Entries from a dataset of interfaces
════════════════════
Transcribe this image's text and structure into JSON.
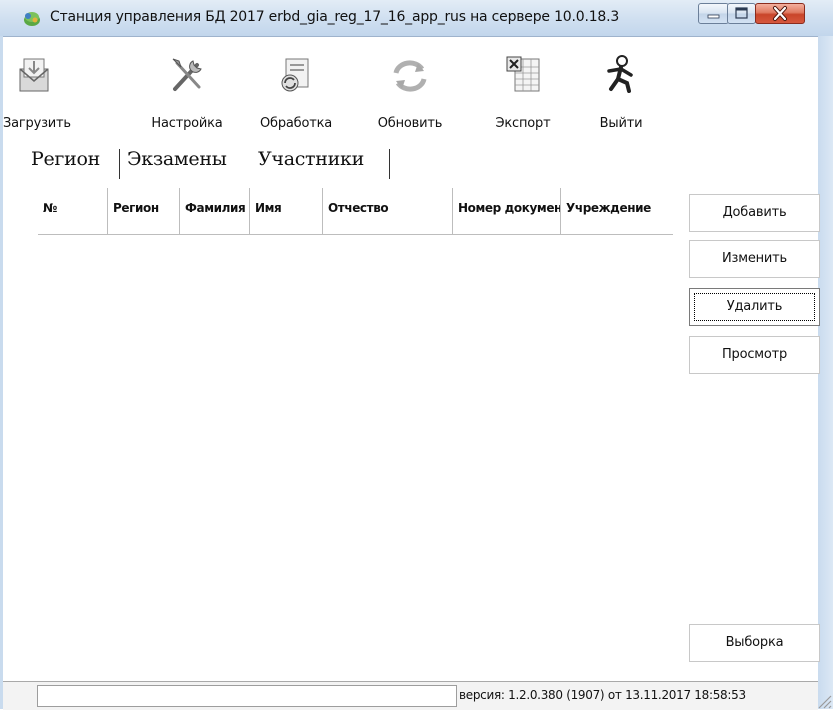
{
  "window": {
    "title": "Станция управления БД 2017 erbd_gia_reg_17_16_app_rus на сервере 10.0.18.3"
  },
  "toolbar": {
    "items": [
      {
        "label": "Загрузить",
        "icon": "load-icon"
      },
      {
        "label": "Настройка",
        "icon": "settings-tools-icon"
      },
      {
        "label": "Обработка",
        "icon": "processing-icon"
      },
      {
        "label": "Обновить",
        "icon": "refresh-icon"
      },
      {
        "label": "Экспорт",
        "icon": "excel-export-icon"
      },
      {
        "label": "Выйти",
        "icon": "exit-runner-icon"
      }
    ]
  },
  "tabs": [
    {
      "label": "Регион"
    },
    {
      "label": "Экзамены"
    },
    {
      "label": "Участники",
      "selected": true
    }
  ],
  "grid": {
    "columns": [
      "№",
      "Регион",
      "Фамилия",
      "Имя",
      "Отчество",
      "Номер документа",
      "Учреждение"
    ],
    "rows": []
  },
  "buttons": {
    "add": "Добавить",
    "edit": "Изменить",
    "delete": "Удалить",
    "view": "Просмотр",
    "selection": "Выборка"
  },
  "status": {
    "version": "версия: 1.2.0.380 (1907) от 13.11.2017 18:58:53"
  },
  "colors": {
    "titlebar": "#cfdff0",
    "close_button": "#c9452a",
    "window_bg": "#ffffff"
  }
}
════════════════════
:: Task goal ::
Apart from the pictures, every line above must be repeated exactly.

:: Answer below ::
Transcribe this image's text and structure into JSON.
{
  "window": {
    "title": "Станция управления БД 2017 erbd_gia_reg_17_16_app_rus на сервере 10.0.18.3"
  },
  "toolbar": {
    "items": [
      {
        "label": "Загрузить",
        "icon": "load-icon"
      },
      {
        "label": "Настройка",
        "icon": "settings-tools-icon"
      },
      {
        "label": "Обработка",
        "icon": "processing-icon"
      },
      {
        "label": "Обновить",
        "icon": "refresh-icon"
      },
      {
        "label": "Экспорт",
        "icon": "excel-export-icon"
      },
      {
        "label": "Выйти",
        "icon": "exit-runner-icon"
      }
    ]
  },
  "tabs": [
    {
      "label": "Регион"
    },
    {
      "label": "Экзамены"
    },
    {
      "label": "Участники",
      "selected": true
    }
  ],
  "grid": {
    "columns": [
      "№",
      "Регион",
      "Фамилия",
      "Имя",
      "Отчество",
      "Номер документа",
      "Учреждение"
    ],
    "rows": []
  },
  "buttons": {
    "add": "Добавить",
    "edit": "Изменить",
    "delete": "Удалить",
    "view": "Просмотр",
    "selection": "Выборка"
  },
  "status": {
    "version": "версия: 1.2.0.380 (1907) от 13.11.2017 18:58:53"
  },
  "colors": {
    "titlebar": "#cfdff0",
    "close_button": "#c9452a",
    "window_bg": "#ffffff"
  }
}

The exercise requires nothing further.